Task requirements
Identify each line below containing the string "auto" and copy it.

---

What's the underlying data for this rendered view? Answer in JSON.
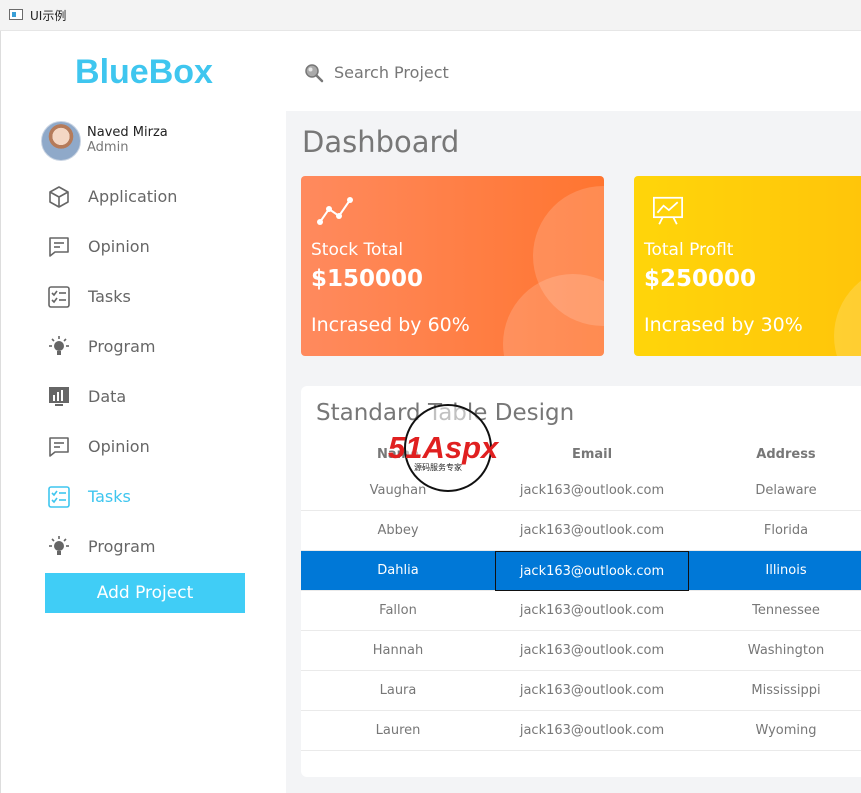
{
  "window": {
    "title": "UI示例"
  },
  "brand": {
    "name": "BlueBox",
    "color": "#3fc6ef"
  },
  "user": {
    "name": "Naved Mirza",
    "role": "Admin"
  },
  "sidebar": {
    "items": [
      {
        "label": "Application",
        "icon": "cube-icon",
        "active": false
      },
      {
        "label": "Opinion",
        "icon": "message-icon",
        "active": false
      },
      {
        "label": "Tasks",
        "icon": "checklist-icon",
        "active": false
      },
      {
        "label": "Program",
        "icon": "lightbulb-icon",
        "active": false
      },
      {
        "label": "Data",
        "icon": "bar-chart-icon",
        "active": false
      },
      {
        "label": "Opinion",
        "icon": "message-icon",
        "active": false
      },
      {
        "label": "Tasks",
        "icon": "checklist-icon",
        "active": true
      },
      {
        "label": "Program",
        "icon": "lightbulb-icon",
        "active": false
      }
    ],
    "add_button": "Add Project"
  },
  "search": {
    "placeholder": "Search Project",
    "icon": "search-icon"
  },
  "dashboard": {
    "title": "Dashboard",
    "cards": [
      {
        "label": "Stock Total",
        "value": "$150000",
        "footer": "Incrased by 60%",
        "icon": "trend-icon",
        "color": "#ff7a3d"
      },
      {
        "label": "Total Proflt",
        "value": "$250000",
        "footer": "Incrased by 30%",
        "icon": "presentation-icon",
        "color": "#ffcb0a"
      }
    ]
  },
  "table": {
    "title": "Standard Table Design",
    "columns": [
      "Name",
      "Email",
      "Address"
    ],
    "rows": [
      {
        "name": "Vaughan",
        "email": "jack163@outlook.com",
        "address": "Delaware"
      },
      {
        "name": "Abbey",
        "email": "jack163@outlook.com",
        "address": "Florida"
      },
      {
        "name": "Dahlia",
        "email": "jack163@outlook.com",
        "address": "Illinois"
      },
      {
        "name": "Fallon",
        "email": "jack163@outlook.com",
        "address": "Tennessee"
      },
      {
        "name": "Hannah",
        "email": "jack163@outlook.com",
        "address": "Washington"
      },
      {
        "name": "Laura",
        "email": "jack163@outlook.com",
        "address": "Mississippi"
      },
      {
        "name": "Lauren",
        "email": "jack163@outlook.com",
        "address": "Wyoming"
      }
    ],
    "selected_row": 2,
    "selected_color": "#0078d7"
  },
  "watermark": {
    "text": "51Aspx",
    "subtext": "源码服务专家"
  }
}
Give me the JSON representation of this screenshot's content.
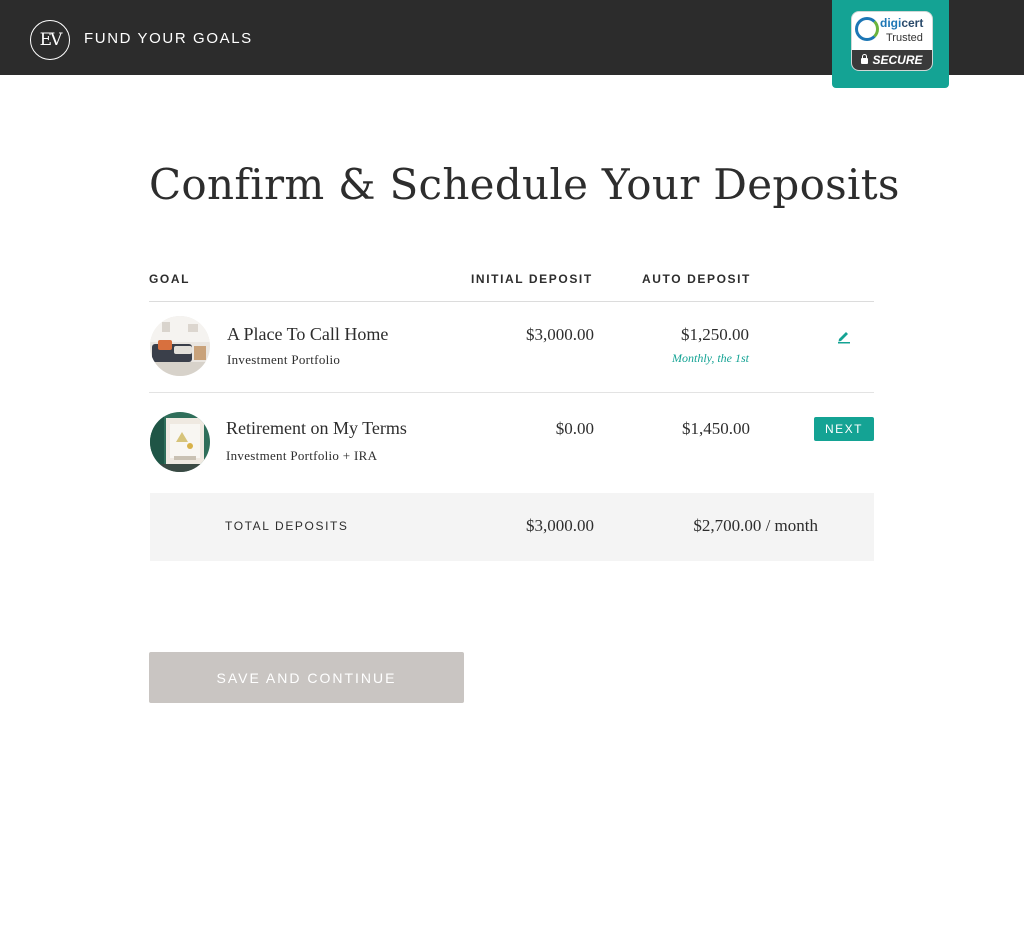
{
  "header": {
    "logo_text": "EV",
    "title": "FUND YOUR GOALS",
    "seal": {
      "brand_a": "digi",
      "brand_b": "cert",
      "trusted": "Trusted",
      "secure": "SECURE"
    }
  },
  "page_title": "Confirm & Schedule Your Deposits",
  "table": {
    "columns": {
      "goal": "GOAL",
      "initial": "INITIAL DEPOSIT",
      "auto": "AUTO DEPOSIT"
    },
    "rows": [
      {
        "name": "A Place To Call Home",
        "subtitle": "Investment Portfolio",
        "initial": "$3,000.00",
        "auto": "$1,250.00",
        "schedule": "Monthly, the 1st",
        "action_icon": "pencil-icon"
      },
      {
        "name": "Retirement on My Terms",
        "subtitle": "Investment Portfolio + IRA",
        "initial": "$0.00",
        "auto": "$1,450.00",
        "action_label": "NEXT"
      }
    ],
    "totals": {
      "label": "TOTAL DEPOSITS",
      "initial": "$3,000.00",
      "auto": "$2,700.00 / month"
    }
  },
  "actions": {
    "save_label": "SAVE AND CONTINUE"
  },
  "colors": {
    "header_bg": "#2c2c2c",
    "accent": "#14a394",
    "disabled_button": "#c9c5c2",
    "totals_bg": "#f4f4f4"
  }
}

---

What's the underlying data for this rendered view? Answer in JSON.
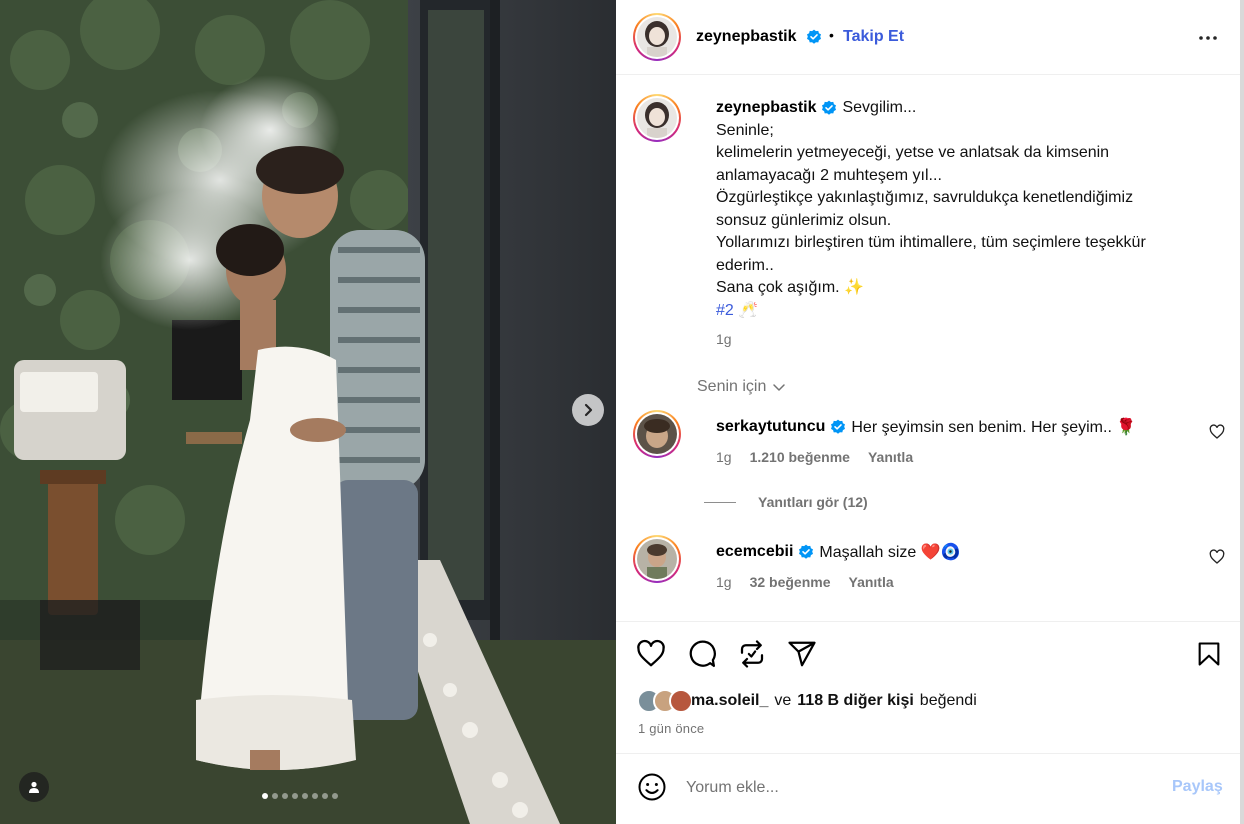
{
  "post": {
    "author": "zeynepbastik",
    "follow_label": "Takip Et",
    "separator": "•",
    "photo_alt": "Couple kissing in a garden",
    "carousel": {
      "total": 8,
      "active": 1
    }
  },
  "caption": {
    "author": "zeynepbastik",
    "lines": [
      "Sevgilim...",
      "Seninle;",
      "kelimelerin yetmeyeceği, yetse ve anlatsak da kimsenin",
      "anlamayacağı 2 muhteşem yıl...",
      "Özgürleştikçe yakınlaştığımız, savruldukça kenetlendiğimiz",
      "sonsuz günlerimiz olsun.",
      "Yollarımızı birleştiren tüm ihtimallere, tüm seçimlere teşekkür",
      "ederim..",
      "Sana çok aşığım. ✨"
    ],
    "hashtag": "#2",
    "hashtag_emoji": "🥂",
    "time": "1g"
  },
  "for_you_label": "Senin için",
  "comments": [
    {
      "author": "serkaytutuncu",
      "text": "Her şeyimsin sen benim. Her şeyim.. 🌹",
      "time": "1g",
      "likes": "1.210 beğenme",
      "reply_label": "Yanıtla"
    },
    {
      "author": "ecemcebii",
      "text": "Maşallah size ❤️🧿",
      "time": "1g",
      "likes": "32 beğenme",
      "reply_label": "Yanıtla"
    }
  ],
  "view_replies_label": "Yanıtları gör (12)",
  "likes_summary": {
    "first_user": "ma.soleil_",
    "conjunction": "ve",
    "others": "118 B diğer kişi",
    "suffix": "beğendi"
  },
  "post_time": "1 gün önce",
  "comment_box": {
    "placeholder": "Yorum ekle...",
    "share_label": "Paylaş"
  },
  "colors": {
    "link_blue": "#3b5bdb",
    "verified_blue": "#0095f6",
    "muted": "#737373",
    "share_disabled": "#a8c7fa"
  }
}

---

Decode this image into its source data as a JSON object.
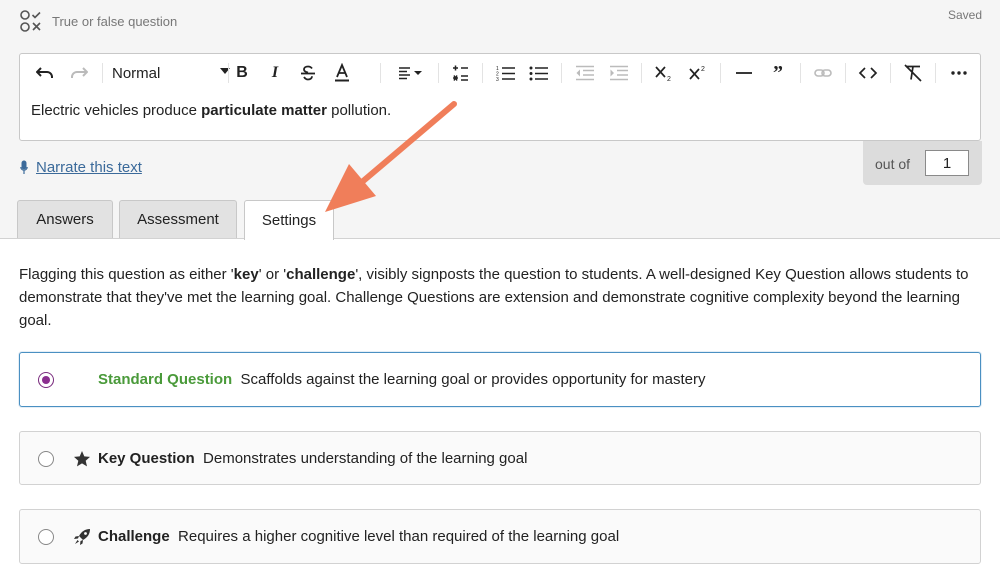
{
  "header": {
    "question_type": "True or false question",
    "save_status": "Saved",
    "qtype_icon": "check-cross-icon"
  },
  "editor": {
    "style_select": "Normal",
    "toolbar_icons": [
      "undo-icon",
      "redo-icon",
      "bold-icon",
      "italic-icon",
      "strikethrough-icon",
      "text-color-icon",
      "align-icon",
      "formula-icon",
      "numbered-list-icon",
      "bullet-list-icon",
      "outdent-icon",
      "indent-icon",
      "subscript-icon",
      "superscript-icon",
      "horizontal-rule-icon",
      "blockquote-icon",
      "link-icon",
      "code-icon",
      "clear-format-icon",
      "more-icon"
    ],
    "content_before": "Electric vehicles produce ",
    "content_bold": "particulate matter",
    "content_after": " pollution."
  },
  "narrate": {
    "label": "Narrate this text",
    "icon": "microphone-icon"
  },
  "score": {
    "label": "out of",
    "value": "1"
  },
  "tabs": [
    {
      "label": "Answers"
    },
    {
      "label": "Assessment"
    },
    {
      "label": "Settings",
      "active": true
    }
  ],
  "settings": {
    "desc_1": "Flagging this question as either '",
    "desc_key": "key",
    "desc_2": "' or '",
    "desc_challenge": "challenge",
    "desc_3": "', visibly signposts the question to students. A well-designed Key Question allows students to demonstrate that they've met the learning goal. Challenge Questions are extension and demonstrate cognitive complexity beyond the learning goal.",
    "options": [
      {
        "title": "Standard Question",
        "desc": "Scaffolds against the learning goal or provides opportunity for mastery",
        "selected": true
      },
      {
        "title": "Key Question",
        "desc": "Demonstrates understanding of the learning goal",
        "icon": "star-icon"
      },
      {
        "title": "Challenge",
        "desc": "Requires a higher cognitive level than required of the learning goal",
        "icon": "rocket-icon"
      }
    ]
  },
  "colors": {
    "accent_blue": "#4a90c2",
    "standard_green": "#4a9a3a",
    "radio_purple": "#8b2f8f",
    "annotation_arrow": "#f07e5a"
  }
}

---

Response to the exercise
      "auto": "AUTO DEPOSIT"
        "auto": "$1,250.00",
        "auto": "$1,450.00",
      "auto": "$2,700.00 / month"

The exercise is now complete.